The ET 66 calculator by Dieter Rams showed me how form and function could combine

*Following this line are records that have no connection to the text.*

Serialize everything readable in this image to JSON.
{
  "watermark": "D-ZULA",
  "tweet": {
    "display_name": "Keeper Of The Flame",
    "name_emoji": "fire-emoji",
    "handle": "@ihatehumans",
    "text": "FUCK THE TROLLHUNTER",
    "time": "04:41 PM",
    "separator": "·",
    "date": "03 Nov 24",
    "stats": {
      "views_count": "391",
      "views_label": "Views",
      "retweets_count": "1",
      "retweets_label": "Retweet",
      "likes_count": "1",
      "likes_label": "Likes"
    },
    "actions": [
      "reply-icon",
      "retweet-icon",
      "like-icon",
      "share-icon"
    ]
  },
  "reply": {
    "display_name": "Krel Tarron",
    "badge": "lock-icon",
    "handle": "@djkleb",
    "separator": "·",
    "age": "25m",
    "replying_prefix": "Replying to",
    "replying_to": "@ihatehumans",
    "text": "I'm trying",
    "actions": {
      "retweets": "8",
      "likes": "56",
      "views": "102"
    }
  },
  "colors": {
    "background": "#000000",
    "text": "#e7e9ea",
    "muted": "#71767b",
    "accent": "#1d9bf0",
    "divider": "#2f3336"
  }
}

Early in my career as a journalist, the Sunday Times sent me to interview Dieter Rams, a German designer who at that time was working for Braun, a German electronics company. “It means Brown and it’s pronounced Brown!” he said, but everything in his studio was either black or white, except for the orange pack of cigarettes he held in his hand. Rams has the moral certainty of the true believer. Good design for him has nothing to do with persuading us to buy things that we don’t really need, it’s about making the world a better place. The matt black ET 66 calculator, designed with his collaborator Dietrich Lubs, had glossy buttons like Smarties and came in a black protective wallet, like a cigar case. Such was its elegant simplicity that when Jony Ive, Apple’s chief designer, was working on the calculator interface for the first iPhone, he made it look like Rams’s.